Several other thematic fascinations have grown more pronounced as Anderson has developed, like the international, mostly-European flavor that has been steadily overtaking the tone of his work (and Anderson himself) and has reached its logical saturation point here. The depths of his characters’ melancholy has also increased in proportion to his films’ rising stakes. In THE GRAND BUDAPEST HOTEL, nothing less than world peace is on the line when a fictionalized version of World War 2 descends on the sleepy burg of Zubrowka. Don’t let the candy coating fool you– this film has quite the nasty streak when it comes to the malicious actions of its characters. Fingers are severed, guards are stabbed, lawyers are murdered, cats are heaved out of windows, firefights erupt in tranquil atriums, and the ideological conflicts of war make refugees and orphans out of unsuspecting Zubrowkians like Zero. Anderson counterbalances this with a gentler kind of melancholy, personified in the hotel itself– a bittersweet nostalgia over the glory days of old, and the aching regret we feel over our ultimate powerlessness against the ravages of time. Given a long enough time period, even our most stalwart and gilded monuments to our leisure class overlords will crumble away into neglect and ruin.
Despite Anderson’s changing ideals and maturation as an artist, his boyish eagerness for a rollicking caper has been an unflagging, defining characteristic of his work.

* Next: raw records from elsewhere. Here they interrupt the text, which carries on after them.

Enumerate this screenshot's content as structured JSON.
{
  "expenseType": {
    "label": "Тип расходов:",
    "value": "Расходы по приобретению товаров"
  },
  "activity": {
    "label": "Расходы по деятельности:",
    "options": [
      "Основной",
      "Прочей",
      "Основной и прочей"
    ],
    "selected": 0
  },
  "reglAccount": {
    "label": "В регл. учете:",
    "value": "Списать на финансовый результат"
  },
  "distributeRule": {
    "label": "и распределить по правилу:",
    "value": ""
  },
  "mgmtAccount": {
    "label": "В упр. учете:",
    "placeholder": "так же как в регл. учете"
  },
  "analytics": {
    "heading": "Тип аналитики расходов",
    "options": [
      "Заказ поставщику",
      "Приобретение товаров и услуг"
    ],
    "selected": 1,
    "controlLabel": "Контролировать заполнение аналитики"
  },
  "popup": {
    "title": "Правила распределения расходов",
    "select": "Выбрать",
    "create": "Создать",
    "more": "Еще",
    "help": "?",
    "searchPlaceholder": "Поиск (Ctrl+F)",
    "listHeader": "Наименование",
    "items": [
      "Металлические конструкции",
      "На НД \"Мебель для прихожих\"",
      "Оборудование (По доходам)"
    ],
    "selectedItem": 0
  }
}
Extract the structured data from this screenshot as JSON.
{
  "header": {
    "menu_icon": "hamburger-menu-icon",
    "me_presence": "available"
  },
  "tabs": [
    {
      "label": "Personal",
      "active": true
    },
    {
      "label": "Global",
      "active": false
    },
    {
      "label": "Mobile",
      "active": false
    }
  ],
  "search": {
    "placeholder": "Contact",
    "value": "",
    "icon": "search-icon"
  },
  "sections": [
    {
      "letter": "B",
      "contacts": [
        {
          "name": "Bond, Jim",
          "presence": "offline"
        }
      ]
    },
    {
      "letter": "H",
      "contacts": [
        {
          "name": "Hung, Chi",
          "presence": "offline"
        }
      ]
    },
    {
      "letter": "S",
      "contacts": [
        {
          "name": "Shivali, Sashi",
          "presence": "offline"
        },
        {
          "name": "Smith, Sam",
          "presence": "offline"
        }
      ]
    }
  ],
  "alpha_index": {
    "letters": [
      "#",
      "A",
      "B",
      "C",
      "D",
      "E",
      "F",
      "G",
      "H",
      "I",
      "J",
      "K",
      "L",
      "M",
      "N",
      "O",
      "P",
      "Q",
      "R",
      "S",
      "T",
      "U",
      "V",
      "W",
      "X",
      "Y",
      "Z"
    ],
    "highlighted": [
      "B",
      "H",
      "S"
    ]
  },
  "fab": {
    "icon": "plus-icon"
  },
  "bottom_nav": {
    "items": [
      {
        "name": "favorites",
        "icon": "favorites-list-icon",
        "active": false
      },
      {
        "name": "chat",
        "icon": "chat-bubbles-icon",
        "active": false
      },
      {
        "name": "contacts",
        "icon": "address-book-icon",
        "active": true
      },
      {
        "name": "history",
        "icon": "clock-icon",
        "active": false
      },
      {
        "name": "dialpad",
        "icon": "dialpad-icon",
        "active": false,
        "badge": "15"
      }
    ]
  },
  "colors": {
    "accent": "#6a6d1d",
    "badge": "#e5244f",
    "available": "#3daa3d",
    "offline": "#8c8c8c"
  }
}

His adherence to this integral part of his identity has served him well in his career, no more so than with the release of THE GRAND BUDAPEST HOTEL. A Silver Bear win in Berlin was the opening salvo of a take-no-prisoners awards campaign that resulted in a tie with Alejandro Gonzalez Inarittu’s BIRDMAN: OR (THE UNEXPECTED VIRTUE OF IGNORANCE) for the most nominations at the 2015 Academy Awards. Anderson’s films had been nominated for Oscars before, but THE GRAND BUDAPEST HOTEL would be the first to actually win, taking home the coveted gold statue for its production design, makeup, original score, and costumes. For Anderson personally, Oscar nominations for Best Picture and Best Director would set a new high watermark in his artistic growth and enshrine a gold capstone atop his career’s second act. In a way, THE GRAND BUDAPEST HOTEL is somewhat akin to the “ultimate” Wes Anderson film (and not just because it’s the most critically and commercially successful film he’s ever made) – the epic stakes, the masterful control of style and tone, and the veritable rogue’s gallery of recurring Anderson-ian cast members all add up to one of the most thoroughly enjoyable and fulfilling works from one the medium’s most inimitably original voices.
THE GRAND BUDAPEST HOTEL is currently available on high definition Blu Ray via Twentieth Century Fox.
Produced by: Wes Anderson, Jeremy Dawson, Steven Rales, Scott Rudin
Written by: Wes Anderson
Director of Photography: Robert Yeoman
Production Design by: Adam Stockhausen
Editing by: Barney Pilling
Music by: Alexandre Desplat